Throughout history, people have believed that staying healthy was simple. An apple a day would keep the doctor away. What changed? Our movement around the globe. It has blended the human race like never before.
Historically, communicable diseases took years to travel on ships. Now they take mere hours as planes loaded with passengers fly from continent to continent. As a result, we are one global health community.
Today’s public health crisis is not a matter of “us and them.” We are one entity. Collaboration and communication among the states in the U.S. and countries throughout the world is critical. For public health strategies to work, everyone must be on board.
It’s a unique time in history, and the Covid-19 crisis has caused me to think about my grandparents. How would they react to the Covid-19 crisis?
I grew up in Michigan and still have nearly 50 cousins in the state. My parents had seven children. We overflowed into a second pew every Sunday. A “two-pew family”.
I always thought of my grandparents—both sets—as being reserved.

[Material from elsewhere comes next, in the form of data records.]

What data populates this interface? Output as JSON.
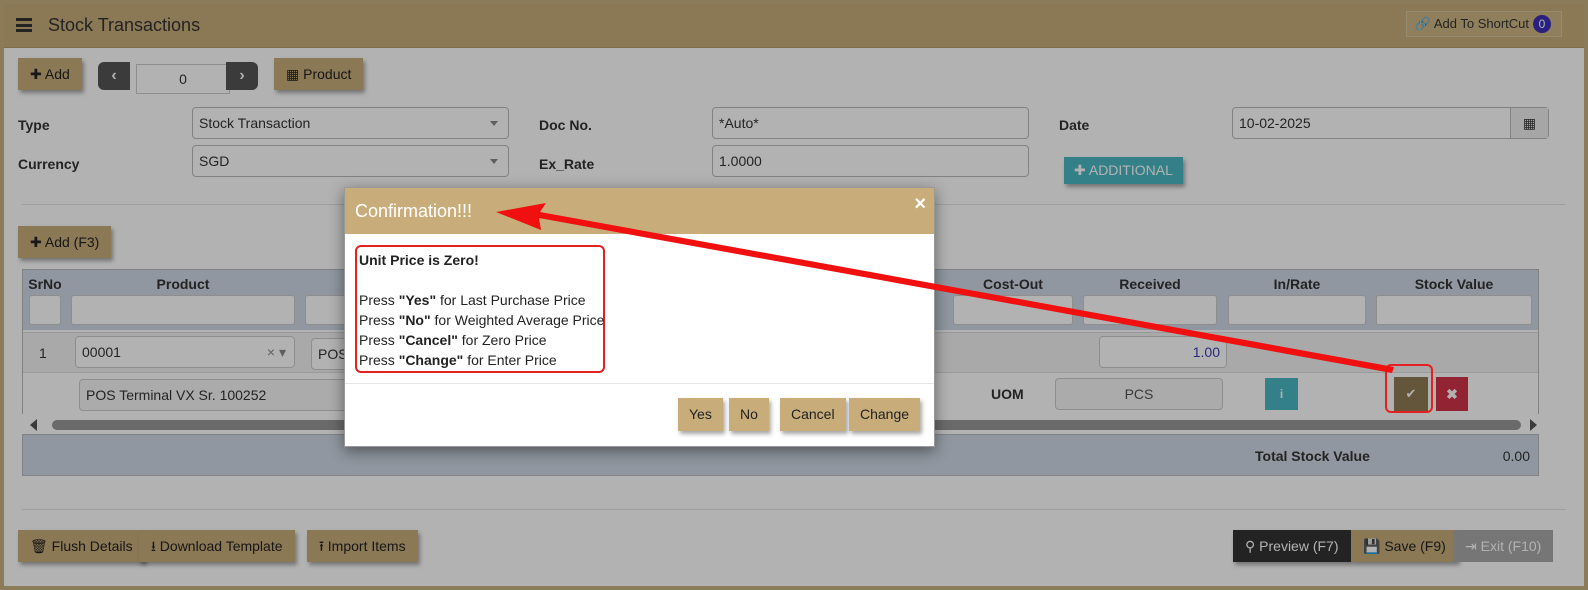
{
  "header": {
    "title": "Stock Transactions",
    "shortcut_label": "Add To ShortCut",
    "shortcut_count": "0"
  },
  "toolbar": {
    "add_label": "Add",
    "nav_value": "0",
    "product_label": "Product"
  },
  "form": {
    "type_label": "Type",
    "type_value": "Stock Transaction",
    "docno_label": "Doc No.",
    "docno_value": "*Auto*",
    "date_label": "Date",
    "date_value": "10-02-2025",
    "currency_label": "Currency",
    "currency_value": "SGD",
    "exrate_label": "Ex_Rate",
    "exrate_value": "1.0000",
    "additional_label": "ADDITIONAL"
  },
  "detail": {
    "add_label": "Add (F3)",
    "columns": [
      "SrNo",
      "Product",
      "Cost-Out",
      "Received",
      "In/Rate",
      "Stock Value"
    ],
    "row": {
      "srno": "1",
      "product_code": "00001",
      "product_partial": "POS",
      "received": "1.00",
      "description": "POS Terminal VX Sr. 100252",
      "uom_label": "UOM",
      "uom_value": "PCS"
    }
  },
  "totals": {
    "label": "Total Stock Value",
    "value": "0.00"
  },
  "footer": {
    "flush_label": "Flush Details",
    "download_label": "Download Template",
    "import_label": "Import Items",
    "preview_label": "Preview (F7)",
    "save_label": "Save (F9)",
    "exit_label": "Exit (F10)"
  },
  "dialog": {
    "title": "Confirmation!!!",
    "heading": "Unit Price is Zero!",
    "lines": [
      {
        "pre": "Press ",
        "key": "\"Yes\"",
        "post": " for Last Purchase Price"
      },
      {
        "pre": "Press ",
        "key": "\"No\"",
        "post": " for Weighted Average Price"
      },
      {
        "pre": "Press ",
        "key": "\"Cancel\"",
        "post": " for Zero Price"
      },
      {
        "pre": "Press ",
        "key": "\"Change\"",
        "post": " for Enter Price"
      }
    ],
    "buttons": {
      "yes": "Yes",
      "no": "No",
      "cancel": "Cancel",
      "change": "Change"
    }
  },
  "colors": {
    "accent": "#c8ad7a",
    "info": "#4bb8c4",
    "danger": "#d1334a",
    "annotation": "#e52020"
  }
}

Don’t get me wrong: they were amazing and I loved them. But now I’m thinking of what it might have been like for them, with a posse of 30 little children clamoring for hugs, along with handshakes and hugs from adults. In retrospect, maybe my grandparents were simply being physically aware, conscious of boundaries and best health practices. After all, they lived through the 1918 Spanish Flu, which ravaged the globe for two years, killing more than 100,000,000.
Back then, the protocols were similar to today’s COVID19 mitigation efforts—school closings, forbidding group gatherings, physical distance by individuals, and washing of hands.
As a child, after play I would come into the house and know I had to scrub my hands with Lava soap and a nail brush. When we went to church my mom would dip her gloved hand in the holy water. Even as a small child I thought it was a bad idea when churchgoers coughed into their hands and then reached for the communal holy water font.
It’s dawning on me now that my grandparents and parents were addressing the threat of viruses not with a shot of hand sanitizer, but with behavioral hygiene and sanitary environments.
So history—as it is wont to do—is repeating itself. And, as in the past, we know that physically distancing yourself and other basic precautions can be successful in bringing down the Covid-19 pandemic.
Since founding Less Cancer in 2003 we have demonstrated how non-medical tools —lifestyle, education and policies—are powerful tools to overcome disease. The enemy is different during this crisis, but the defense is the same.